§ **BRIEF**:
Could you restate every entry word for word, minus the pictures?

(Beginning of MATERIAL FOR THIS TASK)

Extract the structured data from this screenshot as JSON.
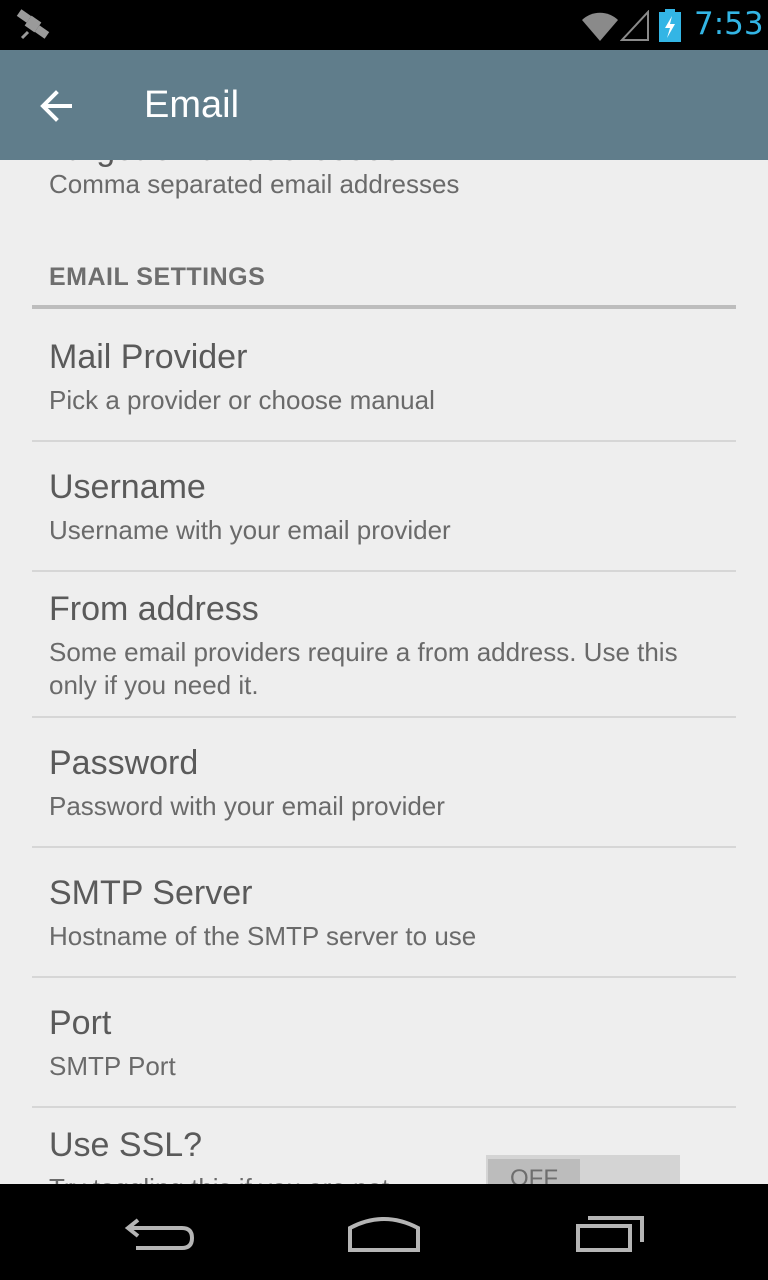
{
  "status_bar": {
    "time": "7:53",
    "icons": [
      "satellite-icon",
      "wifi-icon",
      "signal-icon",
      "battery-charging-icon"
    ]
  },
  "action_bar": {
    "title": "Email",
    "back_icon": "arrow-left-icon"
  },
  "prefs": {
    "target": {
      "title": "Target email addresses",
      "summary": "Comma separated email addresses"
    },
    "category": "EMAIL SETTINGS",
    "mail_provider": {
      "title": "Mail Provider",
      "summary": "Pick a provider or choose manual"
    },
    "username": {
      "title": "Username",
      "summary": "Username with your email provider"
    },
    "from_address": {
      "title": "From address",
      "summary": "Some email providers require a from address. Use this only if you need it."
    },
    "password": {
      "title": "Password",
      "summary": "Password with your email provider"
    },
    "smtp_server": {
      "title": "SMTP Server",
      "summary": "Hostname of the SMTP server to use"
    },
    "port": {
      "title": "Port",
      "summary": "SMTP Port"
    },
    "use_ssl": {
      "title": "Use SSL?",
      "summary": "Try toggling this if you are not",
      "switch_label": "OFF",
      "switch_on": false
    }
  },
  "nav_bar": {
    "icons": [
      "back-nav-icon",
      "home-nav-icon",
      "recents-nav-icon"
    ]
  },
  "colors": {
    "action_bar": "#607d8b",
    "clock": "#33b5e5",
    "background": "#eeeeee"
  }
}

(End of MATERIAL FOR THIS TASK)

§ **COMPLETED EXERCISE**:
Extract the structured data from this screenshot as JSON.
{
  "status_bar": {
    "time": "7:53",
    "icons": [
      "satellite-icon",
      "wifi-icon",
      "signal-icon",
      "battery-charging-icon"
    ]
  },
  "action_bar": {
    "title": "Email",
    "back_icon": "arrow-left-icon"
  },
  "prefs": {
    "target": {
      "title": "Target email addresses",
      "summary": "Comma separated email addresses"
    },
    "category": "EMAIL SETTINGS",
    "mail_provider": {
      "title": "Mail Provider",
      "summary": "Pick a provider or choose manual"
    },
    "username": {
      "title": "Username",
      "summary": "Username with your email provider"
    },
    "from_address": {
      "title": "From address",
      "summary": "Some email providers require a from address. Use this only if you need it."
    },
    "password": {
      "title": "Password",
      "summary": "Password with your email provider"
    },
    "smtp_server": {
      "title": "SMTP Server",
      "summary": "Hostname of the SMTP server to use"
    },
    "port": {
      "title": "Port",
      "summary": "SMTP Port"
    },
    "use_ssl": {
      "title": "Use SSL?",
      "summary": "Try toggling this if you are not",
      "switch_label": "OFF",
      "switch_on": false
    }
  },
  "nav_bar": {
    "icons": [
      "back-nav-icon",
      "home-nav-icon",
      "recents-nav-icon"
    ]
  },
  "colors": {
    "action_bar": "#607d8b",
    "clock": "#33b5e5",
    "background": "#eeeeee"
  }
}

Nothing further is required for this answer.